Data records for software interfaces:
========

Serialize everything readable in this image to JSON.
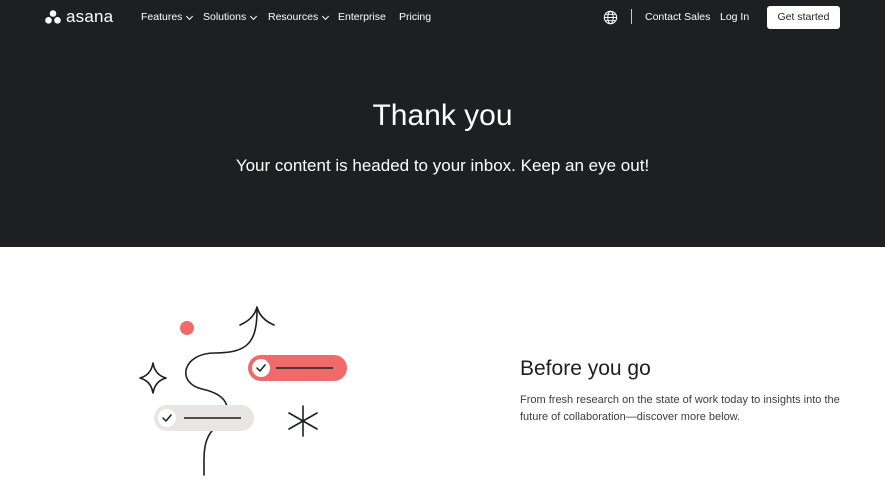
{
  "nav": {
    "logo_text": "asana",
    "features": "Features",
    "solutions": "Solutions",
    "resources": "Resources",
    "enterprise": "Enterprise",
    "pricing": "Pricing",
    "contact_sales": "Contact Sales",
    "log_in": "Log In",
    "get_started": "Get started"
  },
  "hero": {
    "title": "Thank you",
    "subtitle": "Your content is headed to your inbox. Keep an eye out!"
  },
  "before_you_go": {
    "title": "Before you go",
    "body": "From fresh research on the state of work today to insights into the future of collaboration—discover more below."
  },
  "colors": {
    "hero_bg": "#1e1f21",
    "accent_coral": "#f06a6a",
    "pill_grey": "#e8e6e4"
  },
  "icons": [
    "asana-logo-icon",
    "chevron-down-icon",
    "globe-icon",
    "check-icon",
    "sparkle-icon",
    "asterisk-icon",
    "arrow-up-icon"
  ]
}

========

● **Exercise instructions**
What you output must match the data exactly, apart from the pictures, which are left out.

● **Solution for this problem**
Serialize everything readable in this image to JSON.
{
  "nav": {
    "logo_text": "asana",
    "features": "Features",
    "solutions": "Solutions",
    "resources": "Resources",
    "enterprise": "Enterprise",
    "pricing": "Pricing",
    "contact_sales": "Contact Sales",
    "log_in": "Log In",
    "get_started": "Get started"
  },
  "hero": {
    "title": "Thank you",
    "subtitle": "Your content is headed to your inbox. Keep an eye out!"
  },
  "before_you_go": {
    "title": "Before you go",
    "body": "From fresh research on the state of work today to insights into the future of collaboration—discover more below."
  },
  "colors": {
    "hero_bg": "#1e1f21",
    "accent_coral": "#f06a6a",
    "pill_grey": "#e8e6e4"
  },
  "icons": [
    "asana-logo-icon",
    "chevron-down-icon",
    "globe-icon",
    "check-icon",
    "sparkle-icon",
    "asterisk-icon",
    "arrow-up-icon"
  ]
}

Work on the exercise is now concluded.